Notice that David acknowledges the apparent sweetness of evil. He refers to the actions of those who do wrong as "delicacies." The Hebrew word used here comes from a root that means "pleasantness, beauty, or sweetness." It is used in the Song of Solomon to depict the physical beauty of a lover (Song of Sol. 1:16). It can also describe the pleasant taste of food (Prov. 9:17) or the delightful sound of music (Ps. 81:2). Sin can appear to be a delicacy, something to be enjoyed and savored, something pleasurable and profitable.
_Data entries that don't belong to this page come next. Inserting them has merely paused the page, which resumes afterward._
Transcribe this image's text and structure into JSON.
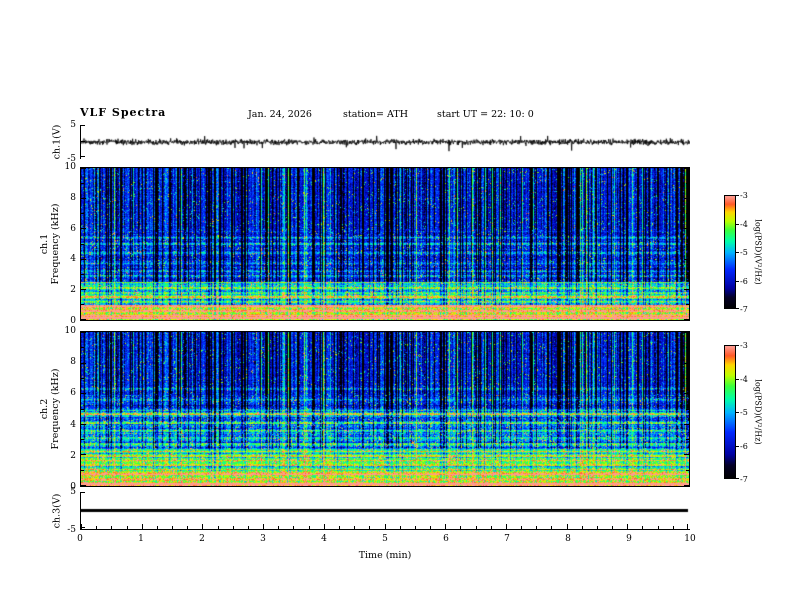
{
  "header": {
    "title": "VLF  Spectra",
    "date": "Jan. 24, 2026",
    "station": "station= ATH",
    "start_ut": "start UT =   22: 10: 0"
  },
  "xaxis": {
    "label": "Time  (min)",
    "ticks": [
      "0",
      "1",
      "2",
      "3",
      "4",
      "5",
      "6",
      "7",
      "8",
      "9",
      "10"
    ],
    "range": [
      0,
      10
    ]
  },
  "panels": {
    "wave1": {
      "ylabel": "ch.1(V)",
      "yticks": [
        "5",
        "-5"
      ],
      "range": [
        -5,
        5
      ]
    },
    "spec1": {
      "ylabel_ch": "ch.1",
      "ylabel_freq": "Frequency  (kHz)",
      "yticks": [
        "10",
        "8",
        "6",
        "4",
        "2",
        "0"
      ],
      "range": [
        0,
        10
      ]
    },
    "spec2": {
      "ylabel_ch": "ch.2",
      "ylabel_freq": "Frequency  (kHz)",
      "yticks": [
        "10",
        "8",
        "6",
        "4",
        "2",
        "0"
      ],
      "range": [
        0,
        10
      ]
    },
    "wave3": {
      "ylabel": "ch.3(V)",
      "yticks": [
        "5",
        "-5"
      ],
      "range": [
        -5,
        5
      ]
    }
  },
  "colorbar": {
    "label": "log(PSD)(V²/Hz)",
    "ticks": [
      "-3",
      "-4",
      "-5",
      "-6",
      "-7"
    ],
    "range": [
      -7,
      -3
    ]
  },
  "colormap": {
    "stops": [
      {
        "t": 0.0,
        "c": [
          0,
          0,
          0
        ]
      },
      {
        "t": 0.1,
        "c": [
          5,
          0,
          40
        ]
      },
      {
        "t": 0.18,
        "c": [
          0,
          0,
          160
        ]
      },
      {
        "t": 0.35,
        "c": [
          0,
          40,
          255
        ]
      },
      {
        "t": 0.5,
        "c": [
          0,
          180,
          255
        ]
      },
      {
        "t": 0.6,
        "c": [
          0,
          255,
          170
        ]
      },
      {
        "t": 0.7,
        "c": [
          60,
          255,
          60
        ]
      },
      {
        "t": 0.78,
        "c": [
          190,
          255,
          0
        ]
      },
      {
        "t": 0.86,
        "c": [
          255,
          215,
          0
        ]
      },
      {
        "t": 0.93,
        "c": [
          255,
          90,
          40
        ]
      },
      {
        "t": 1.0,
        "c": [
          255,
          155,
          145
        ]
      }
    ]
  },
  "chart_data": [
    {
      "type": "line",
      "name": "ch1_waveform",
      "ylabel": "ch.1(V)",
      "xlabel": "Time (min)",
      "x_range": [
        0,
        10
      ],
      "y_range": [
        -5,
        5
      ],
      "line_color": "#000000",
      "noise_amp": 0.8,
      "spike_prob": 0.006,
      "description": "Broadband noise of roughly ±1 V about 0 V for the full 10-minute record, with sporadic impulsive spikes reaching about -3 V."
    },
    {
      "type": "heatmap",
      "name": "ch1_spectrogram",
      "x_range": [
        0,
        10
      ],
      "y_range": [
        0,
        10
      ],
      "z_range": [
        -7,
        -3
      ],
      "xlabel": "Time (min)",
      "ylabel": "ch.1 Frequency (kHz)",
      "z_label": "log(PSD)(V²/Hz)",
      "description": "Dense vertical sferic striping (black/dark-blue columns) above ~3 kHz over a deep-blue ~-6.5 background with cyan impulses; discrete horizontal emission lines near 5.4, 5.0, 4.4, 3.7, 3.2 and 2.9 kHz; structured green/cyan banding below 2.5 kHz and yellow-red power near 0 kHz.",
      "bands": [
        {
          "f_min": 6.0,
          "f_max": 10.01,
          "base": 0.28,
          "noise": 0.1,
          "streak": 1.0,
          "speckle": 0.05,
          "banding": 0.03
        },
        {
          "f_min": 2.5,
          "f_max": 6.0,
          "base": 0.3,
          "noise": 0.12,
          "streak": 0.55,
          "speckle": 0.06,
          "banding": 0.06
        },
        {
          "f_min": 1.0,
          "f_max": 2.5,
          "base": 0.52,
          "noise": 0.1,
          "streak": 0.18,
          "speckle": 0.1,
          "banding": 0.16
        },
        {
          "f_min": 0.0,
          "f_max": 1.0,
          "base": 0.7,
          "noise": 0.12,
          "streak": 0.1,
          "speckle": 0.16,
          "banding": 0.12
        }
      ],
      "lines": [
        {
          "f": 5.4,
          "amp": 0.22
        },
        {
          "f": 5.0,
          "amp": 0.25
        },
        {
          "f": 4.4,
          "amp": 0.2
        },
        {
          "f": 3.7,
          "amp": 0.18
        },
        {
          "f": 3.2,
          "amp": 0.2
        },
        {
          "f": 2.9,
          "amp": 0.18
        },
        {
          "f": 2.45,
          "amp": 0.22
        },
        {
          "f": 2.1,
          "amp": 0.25
        },
        {
          "f": 1.75,
          "amp": 0.3
        },
        {
          "f": 1.5,
          "amp": 0.3
        },
        {
          "f": 1.2,
          "amp": 0.28
        },
        {
          "f": 0.9,
          "amp": 0.3
        },
        {
          "f": 0.6,
          "amp": 0.3
        },
        {
          "f": 0.3,
          "amp": 0.35
        },
        {
          "f": 0.12,
          "amp": 0.5
        }
      ]
    },
    {
      "type": "heatmap",
      "name": "ch2_spectrogram",
      "x_range": [
        0,
        10
      ],
      "y_range": [
        0,
        10
      ],
      "z_range": [
        -7,
        -3
      ],
      "xlabel": "Time (min)",
      "ylabel": "ch.2 Frequency (kHz)",
      "z_label": "log(PSD)(V²/Hz)",
      "description": "Same sferic striping above ~5 kHz; stronger structured emissions below 5 kHz with bright yellow-green lines near 4.65, 2.25 and 1.95 kHz, broad green banding 0.5-4 kHz, and yellow-red power near 0 kHz.",
      "bands": [
        {
          "f_min": 6.0,
          "f_max": 10.01,
          "base": 0.28,
          "noise": 0.1,
          "streak": 1.0,
          "speckle": 0.05,
          "banding": 0.03
        },
        {
          "f_min": 5.0,
          "f_max": 6.0,
          "base": 0.3,
          "noise": 0.12,
          "streak": 0.5,
          "speckle": 0.06,
          "banding": 0.08
        },
        {
          "f_min": 2.5,
          "f_max": 5.0,
          "base": 0.45,
          "noise": 0.12,
          "streak": 0.25,
          "speckle": 0.08,
          "banding": 0.12
        },
        {
          "f_min": 1.0,
          "f_max": 2.5,
          "base": 0.56,
          "noise": 0.1,
          "streak": 0.12,
          "speckle": 0.1,
          "banding": 0.15
        },
        {
          "f_min": 0.0,
          "f_max": 1.0,
          "base": 0.7,
          "noise": 0.13,
          "streak": 0.08,
          "speckle": 0.15,
          "banding": 0.12
        }
      ],
      "lines": [
        {
          "f": 6.3,
          "amp": 0.18
        },
        {
          "f": 5.6,
          "amp": 0.16
        },
        {
          "f": 4.65,
          "amp": 0.4
        },
        {
          "f": 4.1,
          "amp": 0.22
        },
        {
          "f": 3.6,
          "amp": 0.2
        },
        {
          "f": 3.1,
          "amp": 0.2
        },
        {
          "f": 2.7,
          "amp": 0.22
        },
        {
          "f": 2.25,
          "amp": 0.38
        },
        {
          "f": 1.95,
          "amp": 0.32
        },
        {
          "f": 1.65,
          "amp": 0.28
        },
        {
          "f": 1.35,
          "amp": 0.28
        },
        {
          "f": 1.05,
          "amp": 0.28
        },
        {
          "f": 0.75,
          "amp": 0.28
        },
        {
          "f": 0.45,
          "amp": 0.32
        },
        {
          "f": 0.12,
          "amp": 0.5
        }
      ]
    },
    {
      "type": "line",
      "name": "ch3_waveform",
      "ylabel": "ch.3(V)",
      "xlabel": "Time (min)",
      "x_range": [
        0,
        10
      ],
      "y_range": [
        -5,
        5
      ],
      "line_color": "#000000",
      "flat_value": 0,
      "description": "Constant 0 V — flat thick black line across the full record (channel inactive)."
    }
  ]
}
Yet David knows that appearances can be deceiving. Beneath the sweetness of evil lies a bitter, rotten core. So he asks the Lord to help him avoid it: "Don't let me drift toward evil." Or in the words of another translation: "Do not incline my heart to any evil thing" (NASB). Sin usually begins, not with a rush to action, but with our inner being, with subtle temptation, with seemingly harmless intrigue. But if we lean our hearts in the direction of evil, if we allow its seeming sweetness to tantalize us, then we're well on our way to "taking part in acts of wickedness."
So, we avoid the sweetness of evil by tending our hearts, by acknowledging our temptations and turning from them. Yet we are not able to do this in our own strength. We need the Lord's help. And that help will be provided if we ask and incline our hearts, not toward sin, but toward God.